The work of the synod is a three-year effort in the Catholic Church involving listening to Catholics and compiling their views to submit to the pope and determine future steps. It began in Rome in 2021 and has continued on the diocesan level for the past year in preparation for Synods of Bishops in 2023 and 2024.

“The purpose of walking this synodal path is to make our evangelization more effective in the context of the precise challenges that we face today,” said Archbishop Christophe Pierre, apostolic nuncio to the United States, in introductory remarks to the bishops.

The nuncio stressed that the synod was not another program but instead is “more about a way of being Church,” or put another way, he described it as “more like a compass” than a GPS.

He also said many of the questions raised so far should be in the process of being answered — such as where are we as a Church and where are we headed.

Archbishop Pierre said that a goal of the synod was to reach the peripheries, not necessarily to “fill the churches” but to go “where Christ is not already known and loved … [and] put him there by our own presence!”

Another goal was to unite people, not divide them, stressing: “To overcome polarization, we must learn to listen to one another, work together, and walk together.”

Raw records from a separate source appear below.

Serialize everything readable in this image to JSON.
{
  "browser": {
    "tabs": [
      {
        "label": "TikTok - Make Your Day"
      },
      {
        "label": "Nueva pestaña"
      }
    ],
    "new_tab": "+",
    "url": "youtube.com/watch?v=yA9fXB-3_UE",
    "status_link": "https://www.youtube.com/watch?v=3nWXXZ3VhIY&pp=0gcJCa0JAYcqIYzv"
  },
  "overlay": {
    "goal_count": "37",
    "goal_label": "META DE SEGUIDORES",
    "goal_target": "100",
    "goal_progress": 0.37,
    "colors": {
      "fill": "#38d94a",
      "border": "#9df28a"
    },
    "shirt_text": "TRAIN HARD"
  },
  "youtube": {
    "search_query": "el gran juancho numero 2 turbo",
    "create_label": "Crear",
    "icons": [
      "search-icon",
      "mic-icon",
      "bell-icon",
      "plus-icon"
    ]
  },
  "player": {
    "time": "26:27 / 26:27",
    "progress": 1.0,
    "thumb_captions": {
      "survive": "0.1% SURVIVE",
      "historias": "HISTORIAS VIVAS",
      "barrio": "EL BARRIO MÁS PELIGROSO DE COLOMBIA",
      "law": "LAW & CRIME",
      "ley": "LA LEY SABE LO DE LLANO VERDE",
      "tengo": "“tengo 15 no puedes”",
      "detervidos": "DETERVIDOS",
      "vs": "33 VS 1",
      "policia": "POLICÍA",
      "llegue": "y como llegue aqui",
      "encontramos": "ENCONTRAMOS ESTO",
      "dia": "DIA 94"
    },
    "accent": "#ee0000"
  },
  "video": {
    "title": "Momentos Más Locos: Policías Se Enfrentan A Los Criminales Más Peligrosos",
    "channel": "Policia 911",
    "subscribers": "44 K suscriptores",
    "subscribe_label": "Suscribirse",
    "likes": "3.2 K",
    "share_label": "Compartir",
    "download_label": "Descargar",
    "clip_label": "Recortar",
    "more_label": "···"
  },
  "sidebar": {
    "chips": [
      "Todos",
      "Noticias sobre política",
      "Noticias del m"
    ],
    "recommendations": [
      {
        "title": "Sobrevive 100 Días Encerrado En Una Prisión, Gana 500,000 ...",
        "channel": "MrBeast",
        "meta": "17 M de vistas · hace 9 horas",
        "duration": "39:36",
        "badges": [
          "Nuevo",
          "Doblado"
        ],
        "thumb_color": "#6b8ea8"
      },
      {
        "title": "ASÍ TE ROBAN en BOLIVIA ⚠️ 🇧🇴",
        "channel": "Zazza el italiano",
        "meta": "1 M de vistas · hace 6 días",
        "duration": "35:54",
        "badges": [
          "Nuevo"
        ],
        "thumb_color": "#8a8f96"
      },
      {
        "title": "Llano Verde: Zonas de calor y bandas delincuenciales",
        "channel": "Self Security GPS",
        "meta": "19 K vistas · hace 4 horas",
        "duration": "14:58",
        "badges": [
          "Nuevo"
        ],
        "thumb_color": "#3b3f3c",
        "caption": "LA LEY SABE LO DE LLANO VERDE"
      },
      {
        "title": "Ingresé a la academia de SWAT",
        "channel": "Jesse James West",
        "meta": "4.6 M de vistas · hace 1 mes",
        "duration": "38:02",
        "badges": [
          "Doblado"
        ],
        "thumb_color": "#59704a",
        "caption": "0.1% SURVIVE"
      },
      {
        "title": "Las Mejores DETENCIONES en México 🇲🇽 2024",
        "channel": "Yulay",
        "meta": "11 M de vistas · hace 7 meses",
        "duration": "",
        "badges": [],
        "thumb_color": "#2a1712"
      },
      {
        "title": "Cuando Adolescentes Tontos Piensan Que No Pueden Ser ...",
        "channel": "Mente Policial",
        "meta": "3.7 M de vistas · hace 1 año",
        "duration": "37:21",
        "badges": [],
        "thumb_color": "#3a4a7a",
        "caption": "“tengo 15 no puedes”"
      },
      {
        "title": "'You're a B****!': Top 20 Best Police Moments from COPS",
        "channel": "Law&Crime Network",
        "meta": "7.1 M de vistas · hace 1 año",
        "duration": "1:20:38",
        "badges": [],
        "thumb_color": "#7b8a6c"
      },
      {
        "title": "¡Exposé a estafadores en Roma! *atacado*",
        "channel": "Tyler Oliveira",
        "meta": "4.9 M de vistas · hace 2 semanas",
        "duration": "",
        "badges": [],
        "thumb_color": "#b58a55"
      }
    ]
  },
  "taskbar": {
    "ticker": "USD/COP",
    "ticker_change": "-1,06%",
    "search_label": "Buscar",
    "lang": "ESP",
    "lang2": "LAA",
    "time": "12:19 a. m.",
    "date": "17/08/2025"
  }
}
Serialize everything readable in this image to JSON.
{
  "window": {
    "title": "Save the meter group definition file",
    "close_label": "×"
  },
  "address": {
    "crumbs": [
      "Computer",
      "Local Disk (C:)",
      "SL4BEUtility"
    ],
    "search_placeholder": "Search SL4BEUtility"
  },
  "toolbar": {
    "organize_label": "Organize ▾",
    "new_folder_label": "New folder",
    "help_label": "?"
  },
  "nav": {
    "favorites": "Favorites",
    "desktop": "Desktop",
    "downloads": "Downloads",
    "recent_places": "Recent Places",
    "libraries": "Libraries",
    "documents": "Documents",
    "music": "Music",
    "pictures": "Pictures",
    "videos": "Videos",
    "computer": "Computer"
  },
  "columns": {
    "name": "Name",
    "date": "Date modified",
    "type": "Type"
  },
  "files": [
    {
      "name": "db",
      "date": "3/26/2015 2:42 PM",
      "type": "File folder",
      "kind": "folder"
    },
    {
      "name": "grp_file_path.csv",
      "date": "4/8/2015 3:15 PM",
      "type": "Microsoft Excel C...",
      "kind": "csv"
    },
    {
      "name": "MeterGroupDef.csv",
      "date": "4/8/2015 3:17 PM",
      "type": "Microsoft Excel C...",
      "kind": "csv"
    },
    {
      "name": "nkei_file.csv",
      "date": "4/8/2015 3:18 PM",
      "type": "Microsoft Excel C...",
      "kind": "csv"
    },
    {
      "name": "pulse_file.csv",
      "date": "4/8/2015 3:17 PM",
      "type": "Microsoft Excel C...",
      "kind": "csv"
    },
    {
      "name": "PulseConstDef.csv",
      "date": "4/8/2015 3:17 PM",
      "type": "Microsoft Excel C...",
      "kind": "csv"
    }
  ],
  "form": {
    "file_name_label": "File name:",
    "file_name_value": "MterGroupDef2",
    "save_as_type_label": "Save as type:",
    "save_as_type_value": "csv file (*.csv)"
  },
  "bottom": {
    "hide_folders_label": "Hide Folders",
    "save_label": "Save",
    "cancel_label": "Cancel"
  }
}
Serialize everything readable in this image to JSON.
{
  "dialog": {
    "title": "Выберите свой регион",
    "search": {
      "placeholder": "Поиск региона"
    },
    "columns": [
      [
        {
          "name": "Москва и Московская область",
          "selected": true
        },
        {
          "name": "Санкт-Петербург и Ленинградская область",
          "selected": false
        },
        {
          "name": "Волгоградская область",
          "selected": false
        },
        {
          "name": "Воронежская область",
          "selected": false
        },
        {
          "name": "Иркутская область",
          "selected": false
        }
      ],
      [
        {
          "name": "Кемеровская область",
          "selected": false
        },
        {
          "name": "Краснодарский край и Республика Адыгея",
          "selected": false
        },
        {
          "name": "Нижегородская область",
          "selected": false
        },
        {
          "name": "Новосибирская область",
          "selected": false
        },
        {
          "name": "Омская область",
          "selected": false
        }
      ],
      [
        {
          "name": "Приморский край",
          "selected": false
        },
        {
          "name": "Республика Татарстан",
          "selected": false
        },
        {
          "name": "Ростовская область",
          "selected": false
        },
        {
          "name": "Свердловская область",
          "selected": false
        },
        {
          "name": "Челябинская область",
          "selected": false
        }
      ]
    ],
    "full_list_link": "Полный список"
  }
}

He said a clear example of someone who understood how to be part of the synodal Church was Los Angeles Bishop David O’Connell, who was killed four months ago.

“Here was a shepherd who immersed himself in the reality of his sheep, who walked with them, and was with them in finding a way no matter the difficulty of their circumstances,” he said.

The bishops were also given an update on the synodal process by Bishop Daniel Flores of Brownsville, Texas, who has been coordinating the synod process for the bishops of the United States and was appointed to be one of seven members of a preparatory commission for the general assembly of the Synod of Bishops in October.

Bishop Flores, who heads the bishops’ Committee on Doctrine, has helped put together the North American Synod Report, one of seven reports being issued around the world.

He said that throughout the process of consulting with Catholics, Church leaders have “heard and learned many things.”

He also noted that the process was a new one for many and “if it seemed like we were creating a path while we walked it, it’s true.”

The bishop said some of the themes that have emerged from the listening sessions were a love for the Church coupled with frustration and pain. This input from Catholics, he said, complements the work of the bishops by helping them to see where the Church is and the direction it is going.

“There is much yet we must do,” he concluded.